Carey’s every misstep and quirk has been scrutinized to a viral extent. Whether it be through compilations of Carey using words like “festive” or “moments” or “festive moments” in her Home Shopping Network guest appearances, or technical failures such as that much documented New Year’s Eve performance, it seems the public loves nothing more than to dismiss her as a dim-witted celebrity prop.
Despite being a tabloid fixture in the early 2000s, The Emancipation Of Mimi was triumphant it featured a revitalized Carey, free from the chains of the evil and controlling label boss and ex-husband Tommy Mottola. That album became the best selling record of 2005, garnering numerous awards and hosting what might be one of her greatest contributions to music history, in the form of her single We Belong Together.
Then, mysteriously, her next four records failed to capture the zeitgeist in the same way. They were all strong and consistent (though weighed down with lengthy track lists and unnecessary bonus material) and received good reviews, but songs like I’ll Be Lovin’ U Long Time, aggressively crafted to be chart-breaking anthemic singles, didn’t unite the masses.
Caution is a fun, flirty, breezy affair. Gone are the maudlin ballads, which are common territory for the singer, until album closer Portrait. On that song, Carey details a familiar narrative of self-imposed alienation and isolation, the result of years of emotional abuse. The song appears tucked away at the end of the very lighthearted record, as if to not alienate her renewed audience.
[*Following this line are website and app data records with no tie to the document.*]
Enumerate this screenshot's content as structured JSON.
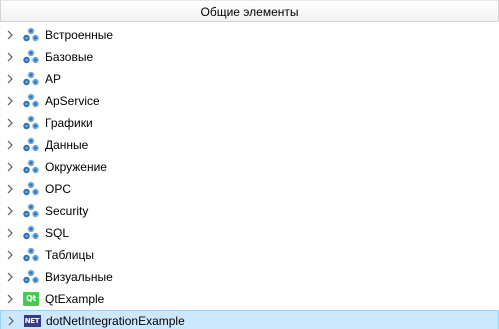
{
  "header": {
    "title": "Общие элементы"
  },
  "tree": {
    "items": [
      {
        "label": "Встроенные",
        "icon": "library-icon"
      },
      {
        "label": "Базовые",
        "icon": "library-icon"
      },
      {
        "label": "AP",
        "icon": "library-icon"
      },
      {
        "label": "ApService",
        "icon": "library-icon"
      },
      {
        "label": "Графики",
        "icon": "library-icon"
      },
      {
        "label": "Данные",
        "icon": "library-icon"
      },
      {
        "label": "Окружение",
        "icon": "library-icon"
      },
      {
        "label": "OPC",
        "icon": "library-icon"
      },
      {
        "label": "Security",
        "icon": "library-icon"
      },
      {
        "label": "SQL",
        "icon": "library-icon"
      },
      {
        "label": "Таблицы",
        "icon": "library-icon"
      },
      {
        "label": "Визуальные",
        "icon": "library-icon"
      },
      {
        "label": "QtExample",
        "icon": "qt-icon",
        "badge": "Qt"
      },
      {
        "label": "dotNetIntegrationExample",
        "icon": "dotnet-icon",
        "badge": "NET",
        "selected": true
      }
    ]
  },
  "colors": {
    "library_icon_light": "#6fa8dc",
    "library_icon_dark": "#2f6fae",
    "qt_green": "#41cd52",
    "dotnet_blue": "#3a3a8c",
    "selection_bg": "#cce8ff",
    "selection_border": "#99d1ff"
  }
}
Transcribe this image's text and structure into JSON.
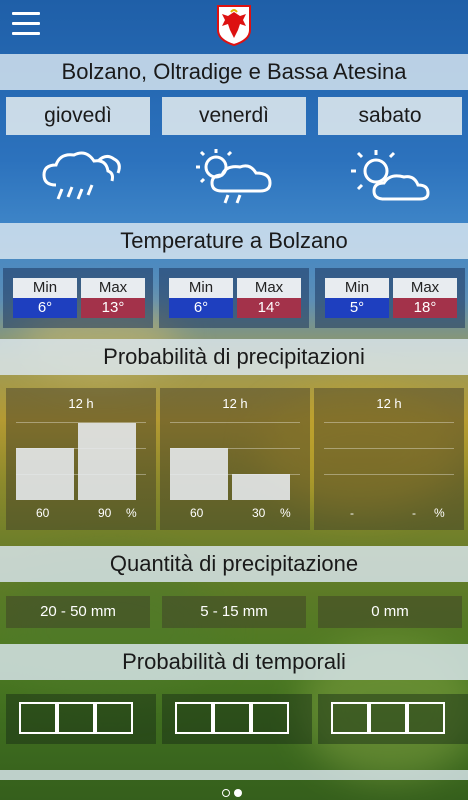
{
  "app": {
    "menu_icon": "hamburger-menu-icon",
    "logo_icon": "eagle-coat-of-arms-icon"
  },
  "region_title": "Bolzano, Oltradige e Bassa Atesina",
  "days": [
    {
      "label": "giovedì",
      "icon": "rain-cloud-icon"
    },
    {
      "label": "venerdì",
      "icon": "sun-rain-cloud-icon"
    },
    {
      "label": "sabato",
      "icon": "sun-cloud-icon"
    }
  ],
  "temperature": {
    "title": "Temperature a Bolzano",
    "min_label": "Min",
    "max_label": "Max",
    "values": [
      {
        "min": "6°",
        "max": "13°"
      },
      {
        "min": "6°",
        "max": "14°"
      },
      {
        "min": "5°",
        "max": "18°"
      }
    ]
  },
  "precip_probability": {
    "title": "Probabilità di precipitazioni",
    "hours_label": "12 h",
    "unit": "%",
    "values": [
      {
        "first": "60",
        "second": "90",
        "first_pct": 60,
        "second_pct": 90
      },
      {
        "first": "60",
        "second": "30",
        "first_pct": 60,
        "second_pct": 30
      },
      {
        "first": "-",
        "second": "-",
        "first_pct": 0,
        "second_pct": 0
      }
    ]
  },
  "precip_amount": {
    "title": "Quantità di precipitazione",
    "values": [
      "20 - 50 mm",
      "5 - 15 mm",
      "0 mm"
    ]
  },
  "storm_probability": {
    "title": "Probabilità di temporali"
  },
  "pager": {
    "pages": 2,
    "active": 2
  },
  "colors": {
    "min_blue": "#1e3fbf",
    "max_red": "#a3324a",
    "band": "#dce8f0"
  }
}
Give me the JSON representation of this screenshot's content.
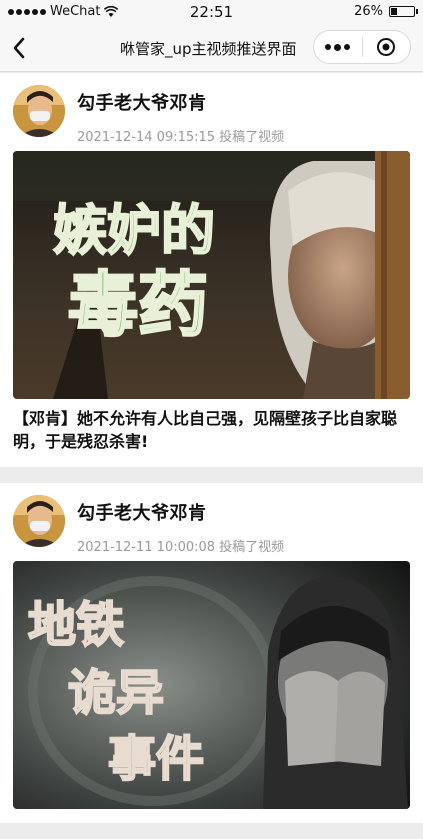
{
  "status_bar": {
    "carrier": "WeChat",
    "time": "22:51",
    "battery_text": "26%",
    "battery_level": 0.26
  },
  "nav": {
    "title": "咻管家_up主视频推送界面",
    "back_icon": "chevron-left-icon",
    "more_icon": "more-dots-icon",
    "close_icon": "target-close-icon"
  },
  "posts": [
    {
      "author": "勾手老大爷邓肯",
      "timestamp": "2021-12-14 09:15:15",
      "action": "投稿了视频",
      "cover_caption_line1": "嫉妒的",
      "cover_caption_line2": "毒药",
      "title": "【邓肯】她不允许有人比自己强，见隔壁孩子比自家聪明，于是残忍杀害!"
    },
    {
      "author": "勾手老大爷邓肯",
      "timestamp": "2021-12-11 10:00:08",
      "action": "投稿了视频",
      "cover_caption_line1": "地铁",
      "cover_caption_line2": "诡异",
      "cover_caption_line3": "事件"
    }
  ],
  "colors": {
    "caption_green": "#5fa86a",
    "caption_red": "#b0302a",
    "meta_gray": "#9a9a9a"
  }
}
On a more human level, this is something very dark to consider.
As a public we are complicit in this relationship. Time and time again we have watched talented young women be broken down and destroyed all in the name of entertainment. Who didn’t love Britney’s breakdown? How thinly veiled is the industry’s urge to turn Mariah into the next Whitney?
It’s this constant cycle of praise and dismissal of female recording artists that leaves me with a foreboding feeling around the seemingly unanimous praise at the moment.
The mainstream audience seems to almost arbitrarily decide which albums to rave about and which to ignore – leaving her career perpetually trapped in a never-ending potential “comeback” status.
It feels soggy and pessimistic to be addressing this in such a celebratory moment, but Carey’s history is nothing if not a cautionary tale. Maybe we are subconsciously experiencing a collective exhaustion with bully culture. Maybe, in this harsh social and political climate, the swoon-fest that is Caution has awakened a little tenderness in its listeners.
Beyond all of this, and most importantly, amidst the festivity, Carey seems to be legitimately happy for the first time in decades. Whereas in the past she’s relied on hiding behind the “diva performance,” and shady quips, she’s been turning up on morning television shows seemingly fresh out of fucks, and relaxing into her maximum Mariahness.
For us lambs, the resurgence is a thrilling thing to witness. Regretfully, it feels as though Mariah Carey represents the time we waste being fickle and trendy, and abandoning the legends history has given us. On the other hand, it leaves plenty to go back and celebrate – and hey, we belong together.
@nowtoronto | @kevinheggs_